* _PROBLEM DETAILS_
Please go through the listing below and count the lines where the string "title" appears. Answer with the number only.

* _EXTRACTED RECORDS_
□ □ □ □ □ □ □
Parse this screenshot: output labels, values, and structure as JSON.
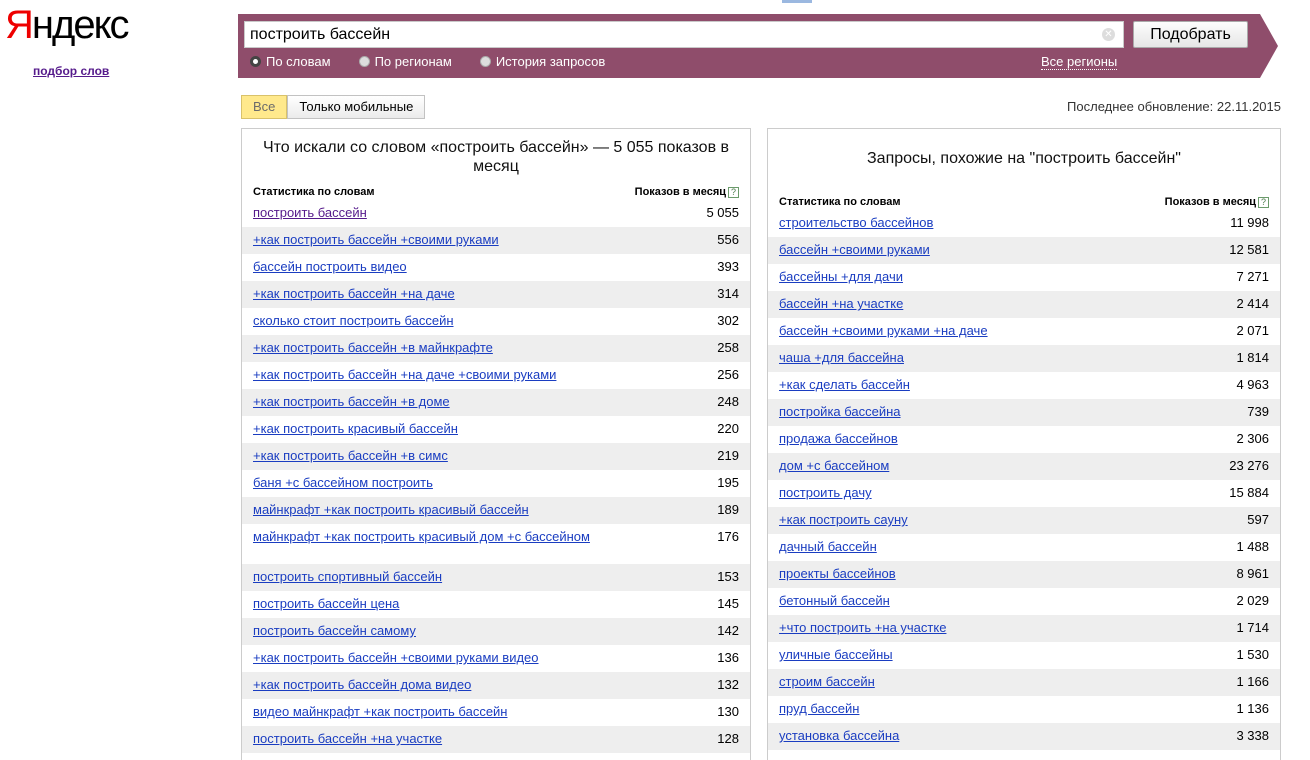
{
  "logo": {
    "first": "Я",
    "rest": "ндекс"
  },
  "sub_link": "подбор слов",
  "search": {
    "value": "построить бассейн",
    "button": "Подобрать"
  },
  "modes": [
    {
      "label": "По словам",
      "selected": true
    },
    {
      "label": "По регионам",
      "selected": false
    },
    {
      "label": "История запросов",
      "selected": false
    }
  ],
  "regions_link": "Все регионы",
  "tabs": [
    "Все",
    "Только мобильные"
  ],
  "updated": "Последнее обновление: 22.11.2015",
  "left": {
    "title": "Что искали со словом «построить бассейн» — 5 055 показов в месяц",
    "col1": "Статистика по словам",
    "col2": "Показов в месяц",
    "rows": [
      {
        "q": "построить бассейн",
        "n": "5 055"
      },
      {
        "q": "+как построить бассейн +своими руками",
        "n": "556"
      },
      {
        "q": "бассейн построить видео",
        "n": "393"
      },
      {
        "q": "+как построить бассейн +на даче",
        "n": "314"
      },
      {
        "q": "сколько стоит построить бассейн",
        "n": "302"
      },
      {
        "q": "+как построить бассейн +в майнкрафте",
        "n": "258"
      },
      {
        "q": "+как построить бассейн +на даче +своими руками",
        "n": "256"
      },
      {
        "q": "+как построить бассейн +в доме",
        "n": "248"
      },
      {
        "q": "+как построить красивый бассейн",
        "n": "220"
      },
      {
        "q": "+как построить бассейн +в симс",
        "n": "219"
      },
      {
        "q": "баня +с бассейном построить",
        "n": "195"
      },
      {
        "q": "майнкрафт +как построить красивый бассейн",
        "n": "189"
      },
      {
        "q": "майнкрафт +как построить красивый дом +с бассейном",
        "n": "176"
      },
      {
        "q": "построить спортивный бассейн",
        "n": "153"
      },
      {
        "q": "построить бассейн цена",
        "n": "145"
      },
      {
        "q": "построить бассейн самому",
        "n": "142"
      },
      {
        "q": "+как построить бассейн +своими руками видео",
        "n": "136"
      },
      {
        "q": "+как построить бассейн дома видео",
        "n": "132"
      },
      {
        "q": "видео майнкрафт +как построить бассейн",
        "n": "130"
      },
      {
        "q": "построить бассейн +на участке",
        "n": "128"
      }
    ]
  },
  "right": {
    "title": "Запросы, похожие на \"построить бассейн\"",
    "col1": "Статистика по словам",
    "col2": "Показов в месяц",
    "rows": [
      {
        "q": "строительство бассейнов",
        "n": "11 998"
      },
      {
        "q": "бассейн +своими руками",
        "n": "12 581"
      },
      {
        "q": "бассейны +для дачи",
        "n": "7 271"
      },
      {
        "q": "бассейн +на участке",
        "n": "2 414"
      },
      {
        "q": "бассейн +своими руками +на даче",
        "n": "2 071"
      },
      {
        "q": "чаша +для бассейна",
        "n": "1 814"
      },
      {
        "q": "+как сделать бассейн",
        "n": "4 963"
      },
      {
        "q": "постройка бассейна",
        "n": "739"
      },
      {
        "q": "продажа бассейнов",
        "n": "2 306"
      },
      {
        "q": "дом +с бассейном",
        "n": "23 276"
      },
      {
        "q": "построить дачу",
        "n": "15 884"
      },
      {
        "q": "+как построить сауну",
        "n": "597"
      },
      {
        "q": "дачный бассейн",
        "n": "1 488"
      },
      {
        "q": "проекты бассейнов",
        "n": "8 961"
      },
      {
        "q": "бетонный бассейн",
        "n": "2 029"
      },
      {
        "q": "+что построить +на участке",
        "n": "1 714"
      },
      {
        "q": "уличные бассейны",
        "n": "1 530"
      },
      {
        "q": "строим бассейн",
        "n": "1 166"
      },
      {
        "q": "пруд бассейн",
        "n": "1 136"
      },
      {
        "q": "установка бассейна",
        "n": "3 338"
      }
    ]
  }
}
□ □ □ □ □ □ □
* _WRITTEN ANSWER_
2